Today, Olympia oysters are hanging on by a thread, marine ecologists say. And as a result, several groups, from the Puget Sound Restoration Fund to The Nature Conservancy, are working to restore them throughout the region. Peabody’s group, whose sole mission is the restoration of the Olympia oyster, is currently working in conjunction with the Puget Soundkeepers Alliance and a couple of other groups at five sites in Puget Sound, hoping to rebuild the marine environment and further connect people to the richness of the region’s natural fauna along the way, Peabody said.
“Clearly, this is about more than an oyster. It’s about an ecosystem. It’s about people’s connection to the ecosystem. Shellfish play a critical role in maintaining the health of estuaries around the world. … Their impact is much greater than their size would lead one to believe,” she said.
The Puget Sound Restoration Fund, with support from King County, the state Department of Fish and Wildlife, Brown’s Carwash and the Suquamish and Puyallup Indian tribes, has been working to restore Olympia oyster in Quartermaster Harbor for two years.

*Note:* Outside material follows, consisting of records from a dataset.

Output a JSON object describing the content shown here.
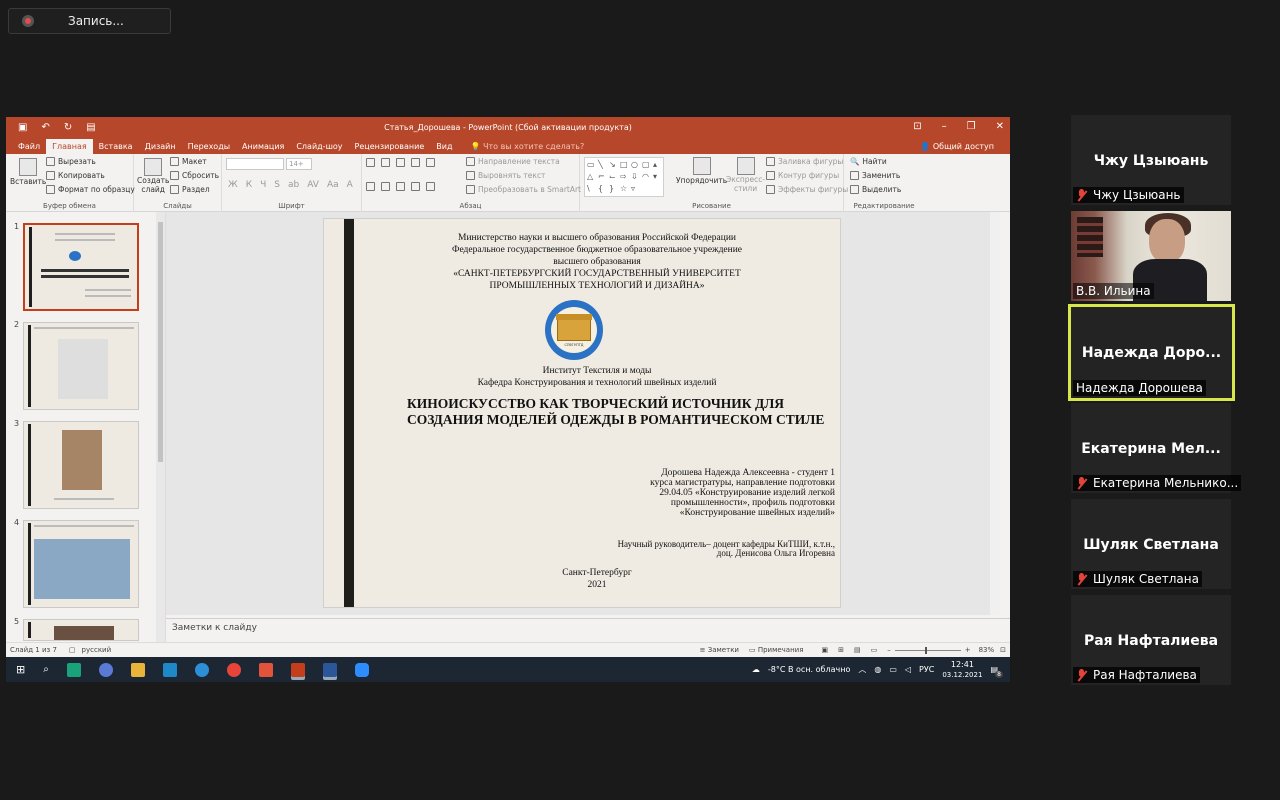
{
  "recording": {
    "label": "Запись..."
  },
  "ppt": {
    "window_title": "Статья_Дорошева - PowerPoint (Сбой активации продукта)",
    "tabs": [
      "Файл",
      "Главная",
      "Вставка",
      "Дизайн",
      "Переходы",
      "Анимация",
      "Слайд-шоу",
      "Рецензирование",
      "Вид"
    ],
    "help_search": "Что вы хотите сделать?",
    "share": "Общий доступ",
    "ribbon": {
      "clipboard": {
        "paste": "Вставить",
        "cut": "Вырезать",
        "copy": "Копировать",
        "format_painter": "Формат по образцу",
        "label": "Буфер обмена"
      },
      "slides": {
        "new_slide_1": "Создать",
        "new_slide_2": "слайд",
        "layout": "Макет",
        "reset": "Сбросить",
        "section": "Раздел",
        "label": "Слайды"
      },
      "font": {
        "size": "14+",
        "label": "Шрифт"
      },
      "paragraph": {
        "text_direction": "Направление текста",
        "align_text": "Выровнять текст",
        "smartart": "Преобразовать в SmartArt",
        "label": "Абзац"
      },
      "drawing": {
        "arrange": "Упорядочить",
        "quick_styles_1": "Экспресс-",
        "quick_styles_2": "стили",
        "fill": "Заливка фигуры",
        "outline": "Контур фигуры",
        "effects": "Эффекты фигуры",
        "label": "Рисование"
      },
      "editing": {
        "find": "Найти",
        "replace": "Заменить",
        "select": "Выделить",
        "label": "Редактирование"
      }
    },
    "thumbs": [
      "1",
      "2",
      "3",
      "4",
      "5"
    ],
    "slide": {
      "line1": "Министерство науки и высшего образования Российской Федерации",
      "line2": "Федеральное государственное бюджетное образовательное учреждение",
      "line3": "высшего образования",
      "line4": "«САНКТ-ПЕТЕРБУРГСКИЙ ГОСУДАРСТВЕННЫЙ УНИВЕРСИТЕТ",
      "line5": "ПРОМЫШЛЕННЫХ ТЕХНОЛОГИЙ И ДИЗАЙНА»",
      "logo_text": "СПбГУПТД",
      "institute": "Институт Текстиля и моды",
      "department": "Кафедра Конструирования и технологий швейных изделий",
      "title": "КИНОИСКУССТВО КАК ТВОРЧЕСКИЙ ИСТОЧНИК ДЛЯ СОЗДАНИЯ МОДЕЛЕЙ ОДЕЖДЫ В РОМАНТИЧЕСКОМ СТИЛЕ",
      "author_1": "Дорошева Надежда Алексеевна - студент 1",
      "author_2": "курса магистратуры, направление подготовки",
      "author_3": "29.04.05 «Конструирование изделий легкой",
      "author_4": "промышленности», профиль подготовки",
      "author_5": "«Конструирование швейных изделий»",
      "advisor_1": "Научный руководитель– доцент кафедры КиТШИ, к.т.н.,",
      "advisor_2": "доц. Денисова Ольга Игоревна",
      "city": "Санкт-Петербург",
      "year": "2021"
    },
    "notes_placeholder": "Заметки к слайду",
    "status": {
      "slide_info": "Слайд 1 из 7",
      "language": "русский",
      "notes": "Заметки",
      "comments": "Примечания",
      "zoom": "83%"
    },
    "taskbar": {
      "weather": "-8°C  В осн. облачно",
      "lang": "РУС",
      "time": "12:41",
      "date": "03.12.2021",
      "notif": "8"
    }
  },
  "participants": [
    {
      "display": "Чжу Цзыюань",
      "label": "Чжу Цзыюань",
      "muted": true
    },
    {
      "display": "",
      "label": "В.В. Ильина",
      "muted": false,
      "video": true
    },
    {
      "display": "Надежда  Доро...",
      "label": "Надежда Дорошева",
      "muted": false,
      "active": true
    },
    {
      "display": "Екатерина  Мел...",
      "label": "Екатерина Мельнико...",
      "muted": true
    },
    {
      "display": "Шуляк Светлана",
      "label": "Шуляк Светлана",
      "muted": true
    },
    {
      "display": "Рая Нафталиева",
      "label": "Рая Нафталиева",
      "muted": true
    }
  ],
  "colors": {
    "ppt_accent": "#b7472a",
    "active_speaker": "#d6e64b",
    "muted_icon": "#e3443a"
  }
}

Earlier this year, in the course of conducting some habitat surveys, a crew ventured into Raab’s Lagoon, a small, manmade inlet just south of Portage, and found one Olympia oyster attached to a rock. They did further surveys, Peabody said, and realized there was a small remnant population of native oysters, a discovery, she said, that made sense. Raab’s Lagoon is sheltered, with few predators, relatively warm water and limited tidal action.
“It was a wonderful discovery,” Peabody said.

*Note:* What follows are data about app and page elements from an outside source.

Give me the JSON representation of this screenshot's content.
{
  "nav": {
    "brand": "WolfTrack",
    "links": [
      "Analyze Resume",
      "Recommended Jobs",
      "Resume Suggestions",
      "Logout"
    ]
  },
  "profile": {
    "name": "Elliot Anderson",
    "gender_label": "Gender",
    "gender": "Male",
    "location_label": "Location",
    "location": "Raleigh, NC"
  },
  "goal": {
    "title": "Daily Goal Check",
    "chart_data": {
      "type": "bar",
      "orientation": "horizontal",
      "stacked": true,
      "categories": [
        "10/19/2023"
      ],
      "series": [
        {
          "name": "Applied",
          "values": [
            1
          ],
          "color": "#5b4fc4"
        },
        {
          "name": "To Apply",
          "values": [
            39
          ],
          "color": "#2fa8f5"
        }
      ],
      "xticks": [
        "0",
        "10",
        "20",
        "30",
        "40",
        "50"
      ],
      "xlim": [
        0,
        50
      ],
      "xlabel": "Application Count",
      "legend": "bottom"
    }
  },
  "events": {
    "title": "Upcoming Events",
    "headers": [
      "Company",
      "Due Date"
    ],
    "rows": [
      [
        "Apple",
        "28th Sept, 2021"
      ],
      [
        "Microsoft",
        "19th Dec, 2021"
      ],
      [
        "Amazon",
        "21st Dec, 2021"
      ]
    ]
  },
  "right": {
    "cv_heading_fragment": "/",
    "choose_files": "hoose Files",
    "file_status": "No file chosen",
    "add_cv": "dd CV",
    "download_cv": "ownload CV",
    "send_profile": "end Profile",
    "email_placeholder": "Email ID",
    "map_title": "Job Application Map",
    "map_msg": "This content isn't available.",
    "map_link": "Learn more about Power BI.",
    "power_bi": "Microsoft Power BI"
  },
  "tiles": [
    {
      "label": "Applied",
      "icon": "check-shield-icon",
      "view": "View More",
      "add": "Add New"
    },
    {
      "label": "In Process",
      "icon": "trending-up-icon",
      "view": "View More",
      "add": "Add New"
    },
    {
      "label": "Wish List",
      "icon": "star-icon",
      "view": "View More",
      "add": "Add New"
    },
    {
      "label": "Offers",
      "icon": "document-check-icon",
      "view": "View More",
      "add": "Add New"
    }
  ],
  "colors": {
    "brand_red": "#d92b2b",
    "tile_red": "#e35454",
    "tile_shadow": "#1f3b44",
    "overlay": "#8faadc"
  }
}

But the crew also knew these oysters were in trouble without a little human intervention, as they lacked one very important ingredient to oyster survival: what Peabody calls a substrate or, in other words, a place for the oyster larvae to set and grow.
So on Saturday, 20 volunteers gathered at Annie Roberts’ home on the shores of Raab’s Lagoon and created a substrate.

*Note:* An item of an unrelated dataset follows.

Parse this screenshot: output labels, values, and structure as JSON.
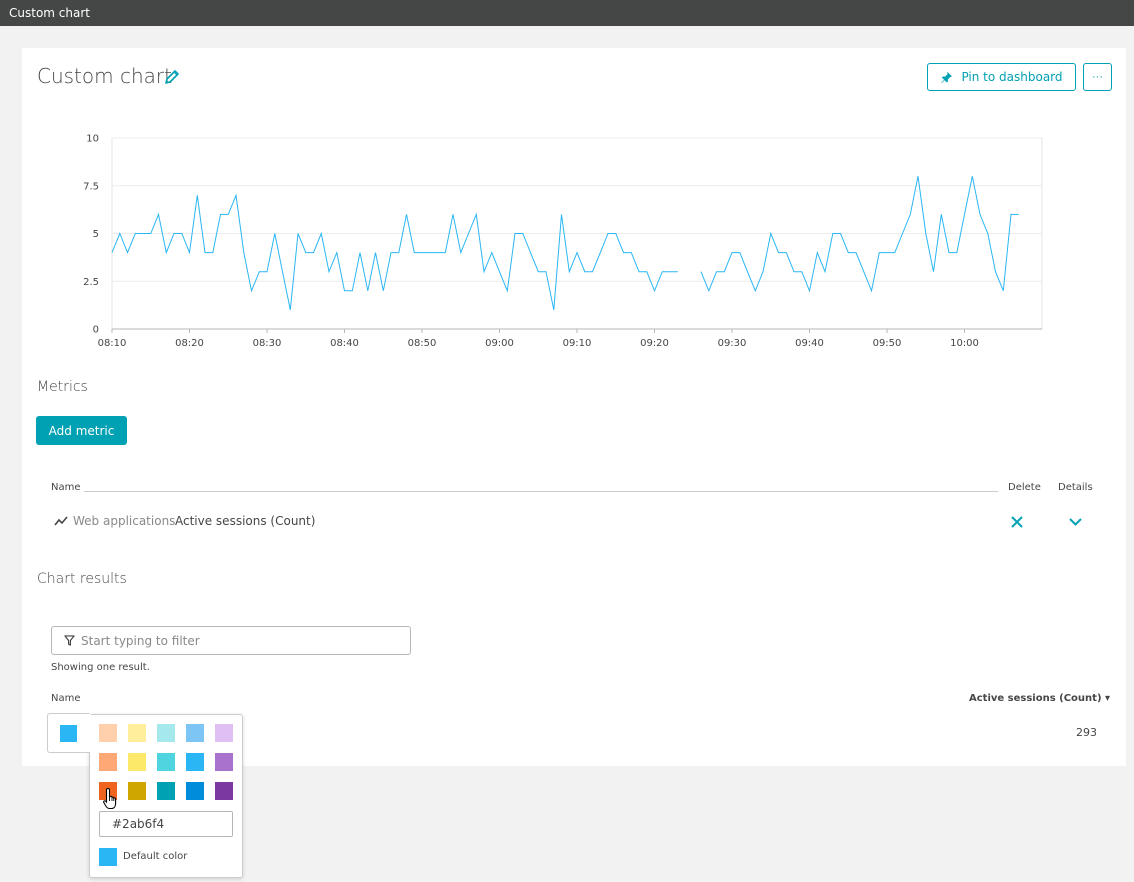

They lugged 150 skin-biting bags of Pacific oyster shell down a steep trail to the shore, piling them up between wood stakes that marked the plots Peabody and others will return to over time to see if the effort is working. Once the bags were all in place, volunteers slit them open, stepped a few feet into the water and shook the shells out, performing what looked like an odd, ritualistic water dance.
Three-year-old Zander threw the occasional dropped shell into the water. One volunteer lost a sandal in the muck. A heron fished not far away, and kingfishers flew overhead, calling raucously as they passed by.
“I like this type of thing,” Kirschner said, when asked what brought him out to lug bags of oyster shell. “I like stuff that was here, and I want to help to bring it back.”
Adrienne Edmonson, Zander’s mother, said she, too, found the idea of this little volunteer effort interesting.
“There’s something to exposing kids to things like this when they’re young,” she added, “and experiencing things first-hand.”
Peabody said a crew will return to Raab’s Lagoon this August to see if any oyster larvae settled on the shell. Once the seed is set, it’s called spat, she said.
What would success look like?
“Any spat survival would be good,” she said.